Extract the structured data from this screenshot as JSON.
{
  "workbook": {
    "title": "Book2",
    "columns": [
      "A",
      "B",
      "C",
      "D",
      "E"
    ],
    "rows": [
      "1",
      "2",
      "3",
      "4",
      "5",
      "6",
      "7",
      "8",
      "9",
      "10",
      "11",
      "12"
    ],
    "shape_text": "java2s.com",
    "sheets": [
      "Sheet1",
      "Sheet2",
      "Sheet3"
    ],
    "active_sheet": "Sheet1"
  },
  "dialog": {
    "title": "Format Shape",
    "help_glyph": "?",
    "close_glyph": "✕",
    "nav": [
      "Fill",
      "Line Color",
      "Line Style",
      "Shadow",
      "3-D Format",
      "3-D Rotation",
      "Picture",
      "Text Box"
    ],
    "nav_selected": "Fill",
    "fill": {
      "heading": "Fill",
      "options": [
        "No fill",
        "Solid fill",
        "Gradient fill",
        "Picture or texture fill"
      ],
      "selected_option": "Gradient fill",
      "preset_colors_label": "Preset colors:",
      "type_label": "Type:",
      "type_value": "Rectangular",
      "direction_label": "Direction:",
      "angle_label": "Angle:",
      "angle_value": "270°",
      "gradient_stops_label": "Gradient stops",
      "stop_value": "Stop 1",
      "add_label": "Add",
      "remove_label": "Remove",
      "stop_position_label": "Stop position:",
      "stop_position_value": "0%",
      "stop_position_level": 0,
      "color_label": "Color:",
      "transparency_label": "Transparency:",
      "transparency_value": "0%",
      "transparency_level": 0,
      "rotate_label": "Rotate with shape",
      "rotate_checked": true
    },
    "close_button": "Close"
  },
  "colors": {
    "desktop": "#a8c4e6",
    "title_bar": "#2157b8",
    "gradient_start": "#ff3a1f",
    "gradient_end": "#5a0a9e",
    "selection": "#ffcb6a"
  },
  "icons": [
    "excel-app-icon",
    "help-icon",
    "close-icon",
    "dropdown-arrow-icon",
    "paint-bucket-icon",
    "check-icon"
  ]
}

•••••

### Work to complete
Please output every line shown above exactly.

### Reply to the task
Extract the structured data from this screenshot as JSON.
{
  "workbook": {
    "title": "Book2",
    "columns": [
      "A",
      "B",
      "C",
      "D",
      "E"
    ],
    "rows": [
      "1",
      "2",
      "3",
      "4",
      "5",
      "6",
      "7",
      "8",
      "9",
      "10",
      "11",
      "12"
    ],
    "shape_text": "java2s.com",
    "sheets": [
      "Sheet1",
      "Sheet2",
      "Sheet3"
    ],
    "active_sheet": "Sheet1"
  },
  "dialog": {
    "title": "Format Shape",
    "help_glyph": "?",
    "close_glyph": "✕",
    "nav": [
      "Fill",
      "Line Color",
      "Line Style",
      "Shadow",
      "3-D Format",
      "3-D Rotation",
      "Picture",
      "Text Box"
    ],
    "nav_selected": "Fill",
    "fill": {
      "heading": "Fill",
      "options": [
        "No fill",
        "Solid fill",
        "Gradient fill",
        "Picture or texture fill"
      ],
      "selected_option": "Gradient fill",
      "preset_colors_label": "Preset colors:",
      "type_label": "Type:",
      "type_value": "Rectangular",
      "direction_label": "Direction:",
      "angle_label": "Angle:",
      "angle_value": "270°",
      "gradient_stops_label": "Gradient stops",
      "stop_value": "Stop 1",
      "add_label": "Add",
      "remove_label": "Remove",
      "stop_position_label": "Stop position:",
      "stop_position_value": "0%",
      "stop_position_level": 0,
      "color_label": "Color:",
      "transparency_label": "Transparency:",
      "transparency_value": "0%",
      "transparency_level": 0,
      "rotate_label": "Rotate with shape",
      "rotate_checked": true
    },
    "close_button": "Close"
  },
  "colors": {
    "desktop": "#a8c4e6",
    "title_bar": "#2157b8",
    "gradient_start": "#ff3a1f",
    "gradient_end": "#5a0a9e",
    "selection": "#ffcb6a"
  },
  "icons": [
    "excel-app-icon",
    "help-icon",
    "close-icon",
    "dropdown-arrow-icon",
    "paint-bucket-icon",
    "check-icon"
  ]
}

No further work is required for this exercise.